Lost in the outcries over the state budget and the painful cuts to our schools is the racial impact of those cuts. If the youngest teachers in California are given pink slips, who will the students see in their classrooms?
Teachers of color are more likely to lose their jobs than white teachers. San Leandro is not unlike most districts in California. More than 70 percent of the students are people of color, but more than two-thirds of the teachers are white. Yet, at a CTA-hosted meeting of San Leandro teachers receiving RIF (reduction in force) notices, 23 teachers showed up, more than half (12) were people of color and 21 were women.
Of course, the RIF lists are determined by a combination of factors, especially seniority and appropriate credentials for the teaching assignment. But older teachers are more likely to be white, and teachers of color tend to be younger, with less tenure. So after the cuts are finalized, our kids of color (the majority throughout California) are more likely to see teachers in the classroom who don’t look like them.

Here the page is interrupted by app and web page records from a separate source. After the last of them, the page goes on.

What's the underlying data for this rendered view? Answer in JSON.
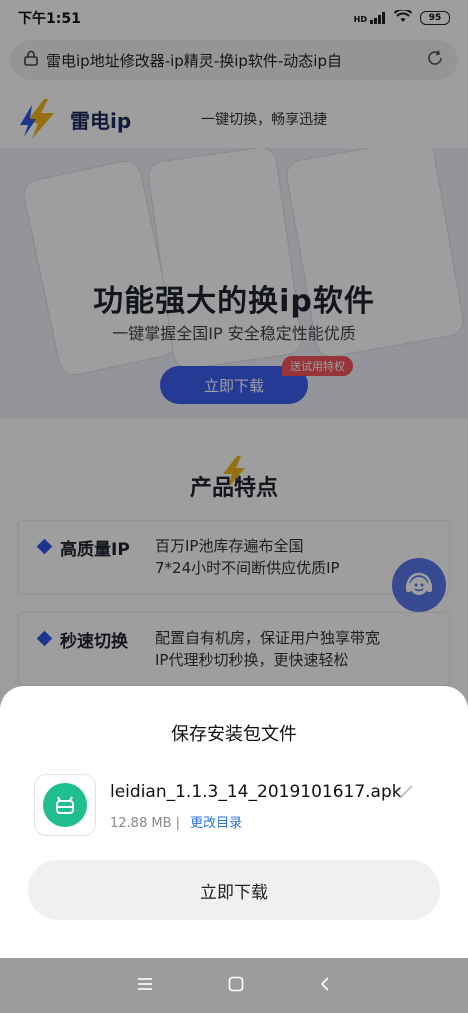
{
  "status_bar": {
    "time": "下午1:51",
    "signal_label": "HD",
    "battery": "95"
  },
  "browser": {
    "url_text": "雷电ip地址修改器-ip精灵-换ip软件-动态ip自"
  },
  "site": {
    "logo_text": "雷电ip",
    "slogan": "一键切换，畅享迅捷",
    "hero_title": "功能强大的换ip软件",
    "hero_subtitle": "一键掌握全国IP  安全稳定性能优质",
    "hero_button": "立即下载",
    "hero_badge": "送试用特权",
    "features_title": "产品特点",
    "features": [
      {
        "name": "高质量IP",
        "desc_line1": "百万IP池库存遍布全国",
        "desc_line2": "7*24小时不间断供应优质IP"
      },
      {
        "name": "秒速切换",
        "desc_line1": "配置自有机房，保证用户独享带宽",
        "desc_line2": "IP代理秒切秒换，更快速轻松"
      }
    ]
  },
  "dialog": {
    "title": "保存安装包文件",
    "file_name": "leidian_1.1.3_14_2019101617.apk",
    "file_size": "12.88 MB",
    "separator": "|",
    "change_dir": "更改目录",
    "download_button": "立即下载"
  },
  "colors": {
    "accent_blue": "#3a5ef0",
    "badge_red": "#f2545b",
    "apk_green": "#1fbf8f",
    "link_blue": "#2a72e0"
  }
}
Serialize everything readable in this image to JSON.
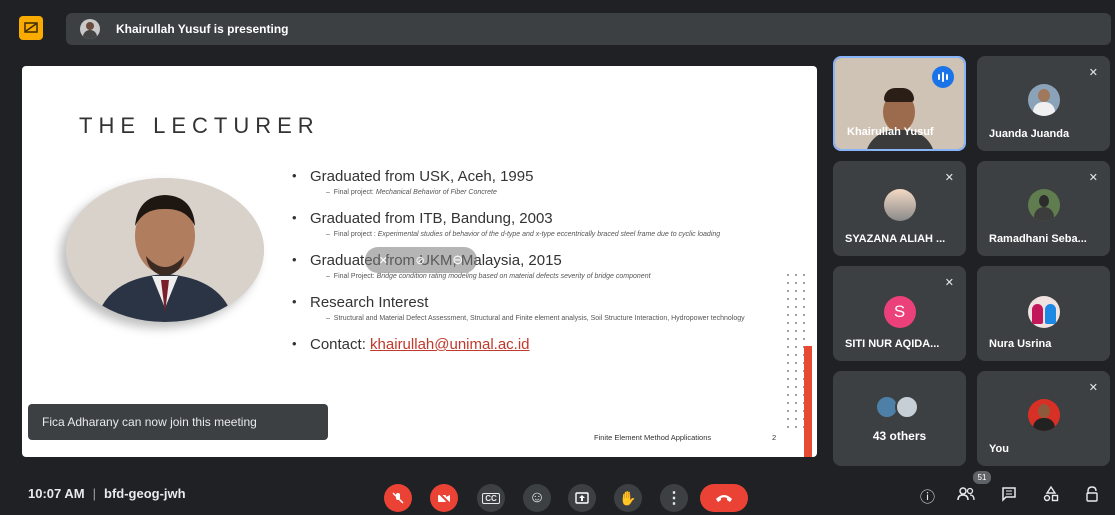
{
  "presenter_bar": {
    "text": "Khairullah Yusuf is presenting"
  },
  "slide": {
    "title": "THE LECTURER",
    "bullets": [
      {
        "main": "Graduated from USK, Aceh, 1995",
        "sub_prefix": "Final project: ",
        "sub_italic": "Mechanical Behavior of Fiber Concrete"
      },
      {
        "main": "Graduated from ITB, Bandung, 2003",
        "sub_prefix": "Final project : ",
        "sub_italic": "Experimental studies of behavior of the d-type and x-type eccentrically braced steel frame due to cyclic loading"
      },
      {
        "main": "Graduated from UKM, Malaysia, 2015",
        "sub_prefix": "Final Project: ",
        "sub_italic": "Bridge condition rating modeling based on material defects severity of bridge component"
      },
      {
        "main": "Research Interest",
        "sub_prefix": "Structural and Material Defect Assessment, Structural and Finite element analysis, Soil Structure Interaction, Hydropower technology",
        "sub_italic": ""
      }
    ],
    "contact_label": "Contact: ",
    "contact_email": "khairullah@unimal.ac.id",
    "footer": "Finite Element Method Applications",
    "page_number": "2"
  },
  "toast": {
    "text": "Fica Adharany can now join this meeting"
  },
  "participants": [
    {
      "name": "Khairullah Yusuf",
      "speaking": true
    },
    {
      "name": "Juanda Juanda",
      "muted": true
    },
    {
      "name": "SYAZANA ALIAH ...",
      "muted": true
    },
    {
      "name": "Ramadhani Seba...",
      "muted": true
    },
    {
      "name": "SITI NUR AQIDA...",
      "muted": true,
      "initial": "S",
      "avatar_color": "#ec407a"
    },
    {
      "name": "Nura Usrina"
    },
    {
      "name": "43 others"
    },
    {
      "name": "You",
      "muted": true
    }
  ],
  "bottom": {
    "time": "10:07 AM",
    "meeting_code": "bfd-geog-jwh",
    "people_count": "51"
  },
  "icons": {
    "mic_off": "🎙",
    "cam_off": "▣",
    "captions": "CC",
    "emoji": "☺",
    "present": "⬆",
    "hand": "✋",
    "more": "⋮",
    "hangup": "☎",
    "info": "ⓘ",
    "people": "👥",
    "chat": "▤",
    "activities": "△",
    "lock": "🔒",
    "mute_small": "✕"
  }
}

The bad news is magnified when you consider that the schools likely to see the greatest turnover are the schools with the least-tenured teachers. Those schools tend to be more urban, more diverse, and more impoverished. The bigger the district, the bigger the impact.
So in schools where talented young teachers of color have stepped into leadership roles, many of those students will now see older, whiter teachers fill those classrooms, teachers who haven’t established relationships with the students or their parents.
The truth is that students will be seeing less of whichever teacher they have, with the dramatic increases in class size that are coming from the budget cuts. No surprise, that impact will also be greater in schools with more kids of color.